But he didn't need an Act of Congress to bag a beautiful buck-of-a-lifetime on Nov. 14 on a dog drive on the Barnwell County property.

The 16-point non-typical buck was jumped next to a waterfowl haven known as "Par Pond," and when the buck circled past Morrison's son and back towards him, he was able to draw a bead on his trophy.

On this draw hunt, buckshot was the only ammo allowed, and Morrison unloaded all he had. The big buck was hit by the first shot and knocked down by the second. When he jumped back up and ran, Morrison's 12-gauge Benelli Super M190 bellowed three more times. The third and fourth shots grazed the antlers and dazed the monster, but shot No. 5 put him down for good.

"We turned loose our dogs and jumped the buck nearly 100 yards from the property line of the Par Pond tract that we were directed to hunt," Morrison said. "For a dog man, this was a perfect story: to kill a mature buck of this size in front of your own dogs - it's the reason we come all this way to hunt down here."

The rack has a rough score of 160 and carries a most unusual 10-inch kicker that sticks straight back out of the left main beam. It has an 18-inch inside spread and a 20-inch outside spread; the buck weighed 175 pounds and was aged to be 5.5 years old.

Everything went right for Morrison to bag the "Par Pond Buck," but he cautioned that sometimes, perils await the drivers' dogs. Warm weather always brings the threat of gators taking a dog if they are in the wrong place at the wrong time. Also, Morrison told a sad tale of a Walker hound that was run over and killed by a train passing nearby, a tough loss for sure, but one he would try to balance with the privilege of hunting this pristine acreage.

The Savannah River Site has a long tradition of conducting "Deer Control Activities" via dog drives. Hunters are selected randomly by computer drawing and pay a fee for a half-day hunt. Around 4,000 hunters from across the nation apply for only a few hundred positions, which are spread out over 10 hunt dates.
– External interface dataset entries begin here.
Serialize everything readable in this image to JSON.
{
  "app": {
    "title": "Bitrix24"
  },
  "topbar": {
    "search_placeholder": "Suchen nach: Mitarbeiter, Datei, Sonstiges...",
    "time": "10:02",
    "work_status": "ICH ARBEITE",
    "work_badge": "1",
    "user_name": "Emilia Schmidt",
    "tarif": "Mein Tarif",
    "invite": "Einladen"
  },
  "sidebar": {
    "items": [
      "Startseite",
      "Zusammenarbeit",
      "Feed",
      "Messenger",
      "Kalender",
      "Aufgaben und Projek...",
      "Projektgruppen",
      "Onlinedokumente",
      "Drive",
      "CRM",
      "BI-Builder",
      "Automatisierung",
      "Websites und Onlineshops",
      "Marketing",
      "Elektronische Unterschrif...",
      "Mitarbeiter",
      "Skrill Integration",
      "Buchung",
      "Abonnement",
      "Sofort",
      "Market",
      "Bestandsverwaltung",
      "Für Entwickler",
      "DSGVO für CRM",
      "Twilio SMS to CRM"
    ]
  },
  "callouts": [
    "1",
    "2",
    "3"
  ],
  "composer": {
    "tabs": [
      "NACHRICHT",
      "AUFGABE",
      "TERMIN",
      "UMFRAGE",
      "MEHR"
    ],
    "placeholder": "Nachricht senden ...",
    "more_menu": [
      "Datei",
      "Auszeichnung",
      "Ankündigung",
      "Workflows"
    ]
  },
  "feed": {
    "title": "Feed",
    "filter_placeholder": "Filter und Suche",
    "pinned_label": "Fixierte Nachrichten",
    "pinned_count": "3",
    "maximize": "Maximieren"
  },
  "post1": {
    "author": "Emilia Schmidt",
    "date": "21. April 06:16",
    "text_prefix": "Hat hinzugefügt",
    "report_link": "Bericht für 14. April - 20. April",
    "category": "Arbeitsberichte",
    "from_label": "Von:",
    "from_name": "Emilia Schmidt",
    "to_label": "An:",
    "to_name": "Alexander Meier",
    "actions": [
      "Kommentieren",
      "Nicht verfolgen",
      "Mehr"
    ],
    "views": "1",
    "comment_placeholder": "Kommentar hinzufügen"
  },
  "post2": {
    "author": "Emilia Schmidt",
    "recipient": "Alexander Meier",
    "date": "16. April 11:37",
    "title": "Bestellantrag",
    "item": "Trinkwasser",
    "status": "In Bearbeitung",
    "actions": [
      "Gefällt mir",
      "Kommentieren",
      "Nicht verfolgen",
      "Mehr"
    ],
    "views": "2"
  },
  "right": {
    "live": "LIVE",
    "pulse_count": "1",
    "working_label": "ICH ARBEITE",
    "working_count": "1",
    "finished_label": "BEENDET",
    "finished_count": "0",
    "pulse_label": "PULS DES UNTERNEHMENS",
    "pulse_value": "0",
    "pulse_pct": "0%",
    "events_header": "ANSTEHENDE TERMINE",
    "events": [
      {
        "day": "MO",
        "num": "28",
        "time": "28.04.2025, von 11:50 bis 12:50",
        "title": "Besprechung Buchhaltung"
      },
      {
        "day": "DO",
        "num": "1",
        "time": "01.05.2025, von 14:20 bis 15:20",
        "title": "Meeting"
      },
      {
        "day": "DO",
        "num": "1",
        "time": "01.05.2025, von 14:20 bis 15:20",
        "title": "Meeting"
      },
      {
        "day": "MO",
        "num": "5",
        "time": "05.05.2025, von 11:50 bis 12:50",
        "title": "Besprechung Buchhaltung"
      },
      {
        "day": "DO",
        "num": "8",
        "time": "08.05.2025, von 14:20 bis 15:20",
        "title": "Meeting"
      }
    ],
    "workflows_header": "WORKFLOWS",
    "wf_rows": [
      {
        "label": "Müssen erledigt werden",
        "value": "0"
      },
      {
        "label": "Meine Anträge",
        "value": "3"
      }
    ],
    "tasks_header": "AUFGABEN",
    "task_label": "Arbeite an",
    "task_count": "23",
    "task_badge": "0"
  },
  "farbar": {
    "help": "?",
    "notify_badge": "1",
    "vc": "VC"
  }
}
While deer, hogs and even coyotes are culled during these hunts, great care is given to the subject of hunter safety, with standers placed greater than 250 yards apart.

Ed Spears, the huntmaster, conducts a meeting with each group before every hunt, and safety is his most-prominent message. Thanks to the Savannah River Site's safety-conscious deer-control activities, hunters like Morrison can contribute to herd management on-site, while pursuing that once-in-a-lifetime buck.